Chinese investors show an active interest in Georgian production. Seventy five percent of Poti FIZ is owned by CEFC China Energy, a major Chinese company, which operates in the fields of finance, commerce, trade and logistics. The company plans to further develop Poti FIZ, including goods production, as well as export to markets with which Georgia has free trade agreements. FIZ is located near Poti Seaport, and this factor considerably reduces logistic expenditures, a factor which increases its potential and attractiveness.

Taking into account the gravitation factor, under the trade agreement with China, Poti FIZ will potentially produce goods for export to EU and CIS member countries with which Georgia has signed free trade agreements.

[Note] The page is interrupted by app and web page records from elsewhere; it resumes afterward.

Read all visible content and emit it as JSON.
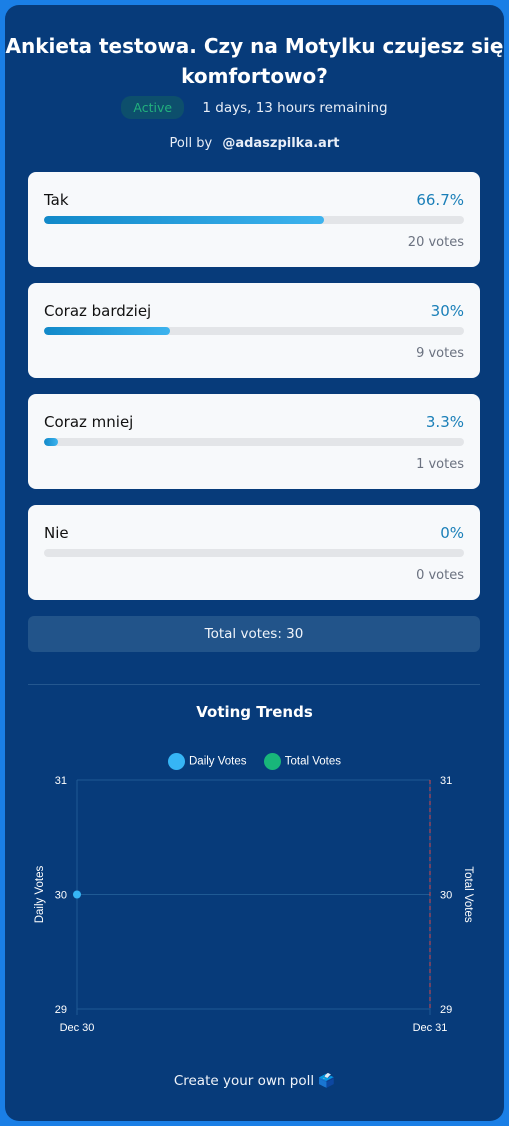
{
  "poll": {
    "title_line1": "Ankieta testowa. Czy na Motylku czujesz się",
    "title_line2": "komfortowo?",
    "status": "Active",
    "remaining": "1 days, 13 hours remaining",
    "poll_by_label": "Poll by",
    "author": "@adaszpilka.art",
    "options": [
      {
        "label": "Tak",
        "percent_text": "66.7%",
        "percent": 66.7,
        "votes_text": "20 votes"
      },
      {
        "label": "Coraz bardziej",
        "percent_text": "30%",
        "percent": 30,
        "votes_text": "9 votes"
      },
      {
        "label": "Coraz mniej",
        "percent_text": "3.3%",
        "percent": 3.3,
        "votes_text": "1 votes"
      },
      {
        "label": "Nie",
        "percent_text": "0%",
        "percent": 0,
        "votes_text": "0 votes"
      }
    ],
    "total_votes": "Total votes: 30"
  },
  "trends": {
    "title": "Voting Trends"
  },
  "chart_data": {
    "type": "line",
    "x": [
      "Dec 30",
      "Dec 31"
    ],
    "series": [
      {
        "name": "Daily Votes",
        "axis": "left",
        "values": [
          30,
          null
        ],
        "color": "#36b5f5"
      },
      {
        "name": "Total Votes",
        "axis": "right",
        "values": [
          null,
          null
        ],
        "color": "#18b67a"
      }
    ],
    "ylabel_left": "Daily Votes",
    "ylabel_right": "Total Votes",
    "ylim": [
      29,
      31
    ],
    "yticks": [
      "31",
      "30",
      "29"
    ],
    "legend": "top",
    "grid": true,
    "marker_line_color": "#d94a4a"
  },
  "footer": {
    "text": "Create your own poll 🗳️"
  }
}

EU participants may have different strategy, because Poti FIZ directly borders the European market. The EU may use this zone, as part of DCFTA, not only to export its products to China, but also to export goods to its own market. Unlike for China, the geographical proximity of the EU and relative low price of production, resources and workforce in Georgian will stimulate the implementation of this strategy.

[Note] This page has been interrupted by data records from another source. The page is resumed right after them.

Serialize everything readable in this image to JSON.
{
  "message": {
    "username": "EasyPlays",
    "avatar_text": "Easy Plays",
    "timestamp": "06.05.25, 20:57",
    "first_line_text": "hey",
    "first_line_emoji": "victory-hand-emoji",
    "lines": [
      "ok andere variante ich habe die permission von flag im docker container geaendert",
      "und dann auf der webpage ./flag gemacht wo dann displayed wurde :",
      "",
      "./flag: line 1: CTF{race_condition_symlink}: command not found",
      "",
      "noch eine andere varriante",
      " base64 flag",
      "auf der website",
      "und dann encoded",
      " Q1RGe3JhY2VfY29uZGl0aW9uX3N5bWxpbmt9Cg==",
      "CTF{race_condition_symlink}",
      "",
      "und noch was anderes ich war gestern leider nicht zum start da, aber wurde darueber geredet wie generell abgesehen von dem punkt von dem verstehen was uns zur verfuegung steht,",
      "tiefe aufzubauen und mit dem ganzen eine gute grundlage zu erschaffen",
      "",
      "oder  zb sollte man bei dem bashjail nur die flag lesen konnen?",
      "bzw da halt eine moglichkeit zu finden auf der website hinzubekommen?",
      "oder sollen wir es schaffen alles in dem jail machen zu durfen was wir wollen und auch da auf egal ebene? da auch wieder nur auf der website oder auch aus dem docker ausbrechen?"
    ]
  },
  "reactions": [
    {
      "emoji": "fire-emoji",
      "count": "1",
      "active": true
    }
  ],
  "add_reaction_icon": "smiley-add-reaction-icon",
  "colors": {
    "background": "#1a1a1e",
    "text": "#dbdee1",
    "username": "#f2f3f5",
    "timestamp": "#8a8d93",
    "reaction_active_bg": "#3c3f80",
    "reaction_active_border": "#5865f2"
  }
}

Poti FIZ may raise interest in other countries (like Iran, Azerbaijan, Armenia, Turkey and the USA) which do not have comparable agreements with the EU and China, but want to participate in these markets.

European and Chinese investors are already familiar with Poti, as it is an important part on the New Silk Road. Therefore, it is absolutely logical to shape a logistics hub in Poti FIZ.

 

Existing Challenges

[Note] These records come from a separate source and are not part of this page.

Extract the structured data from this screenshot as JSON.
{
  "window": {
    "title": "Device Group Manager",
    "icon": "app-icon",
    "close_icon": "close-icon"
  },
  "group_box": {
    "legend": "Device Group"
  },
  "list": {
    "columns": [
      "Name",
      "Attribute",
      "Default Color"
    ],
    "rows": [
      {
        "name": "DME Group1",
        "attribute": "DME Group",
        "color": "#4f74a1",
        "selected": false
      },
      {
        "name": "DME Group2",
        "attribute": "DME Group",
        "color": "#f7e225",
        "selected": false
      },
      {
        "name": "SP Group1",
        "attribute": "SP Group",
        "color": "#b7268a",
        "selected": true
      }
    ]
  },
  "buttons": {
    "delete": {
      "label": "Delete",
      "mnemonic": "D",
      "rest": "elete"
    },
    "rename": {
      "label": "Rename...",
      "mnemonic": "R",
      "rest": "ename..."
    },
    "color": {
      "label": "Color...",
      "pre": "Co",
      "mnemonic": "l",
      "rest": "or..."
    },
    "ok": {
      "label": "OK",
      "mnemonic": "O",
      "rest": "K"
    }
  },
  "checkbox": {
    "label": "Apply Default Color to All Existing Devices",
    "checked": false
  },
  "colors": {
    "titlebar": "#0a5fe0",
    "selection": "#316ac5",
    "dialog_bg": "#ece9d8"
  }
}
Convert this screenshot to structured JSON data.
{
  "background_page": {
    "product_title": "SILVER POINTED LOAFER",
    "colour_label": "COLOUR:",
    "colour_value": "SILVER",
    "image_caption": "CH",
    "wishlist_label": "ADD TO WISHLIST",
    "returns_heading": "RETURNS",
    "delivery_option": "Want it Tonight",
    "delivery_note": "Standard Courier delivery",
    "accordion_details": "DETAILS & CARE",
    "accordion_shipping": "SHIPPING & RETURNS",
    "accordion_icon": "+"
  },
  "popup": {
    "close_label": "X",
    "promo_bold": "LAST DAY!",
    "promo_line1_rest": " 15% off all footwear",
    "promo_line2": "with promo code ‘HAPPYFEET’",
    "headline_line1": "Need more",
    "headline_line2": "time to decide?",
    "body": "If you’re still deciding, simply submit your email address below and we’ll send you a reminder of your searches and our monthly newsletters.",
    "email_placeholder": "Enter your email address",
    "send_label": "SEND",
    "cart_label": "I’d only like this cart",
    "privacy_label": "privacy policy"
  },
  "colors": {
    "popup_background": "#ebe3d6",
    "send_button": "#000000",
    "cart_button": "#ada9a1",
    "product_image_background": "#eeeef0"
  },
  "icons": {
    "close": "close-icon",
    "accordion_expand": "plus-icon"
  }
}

For successful fulfillment of this plan, the FIZ requires institutional and legal support, infrastructural platforms, establishment of international connections and modern strategic systems for the zone’s management. Focusing only on legal challenges:

In the Georgian law on Free Economic Zones, it is necessary to specify that FIZ is arranged for a certain period, which must be at least five years. Investors should be sure that no changes are expected and the government will not nationalize the zone to serve internal or foreign fiscal liabilities. Moreover, a paragraph should be added to Article 9 of this law covering exemption of excise products from the excise tax when delivering product from the territory of Georgia into the zone. This norm is practiced in most free industrial zones around the world.

Paragraph 4 in Article 7 of the above-mentioned law should also be revised to allow the use of buildings in the FIZ for residential purposes. In successful zones, like Jebel Ali in the United Arab Emirates, the investor is able to choose from one of about 9,000 hotel suites operating in the zone. A similar practice occurs in Chinese zones, too. Therefore, it is not expedient to ban living in Georgian free industrial zones.

The operation of FIZ must be subjected to EU-Georgia DCFTA implementation, and legal agreements with China should be also taken into account. In the near future, it is therefore necessary to establish EU standards and technical conditions in Georgian FIZs. Issues among economic agents in the zone should be resolved by international arbitration norms. Moreover, it is necessary to develop a special program for developing territories via a special investment regime and free economic zones, which will expand the functional part of the zone. Based on the international practice of complex free zones, which represent a combined model of several zones, it will be beneficial to add a service zone to the existing Poti FIZ. A service zone is a specialized region with preferential rules for various services.

The implementation of these activities will result in regions of Georgia where businessmen from Asian countries will invest capital and export Georgia-assembled products to the EU with Made in Georgia certification. Georgia will become a place for the production of cheap products in free economic zones through outsourcing. Finally, special trade zones will ensure investment in Georgia’s strategic infrastructure sector.

 

Irakli Danelia – Business and Economic Centre (BEC)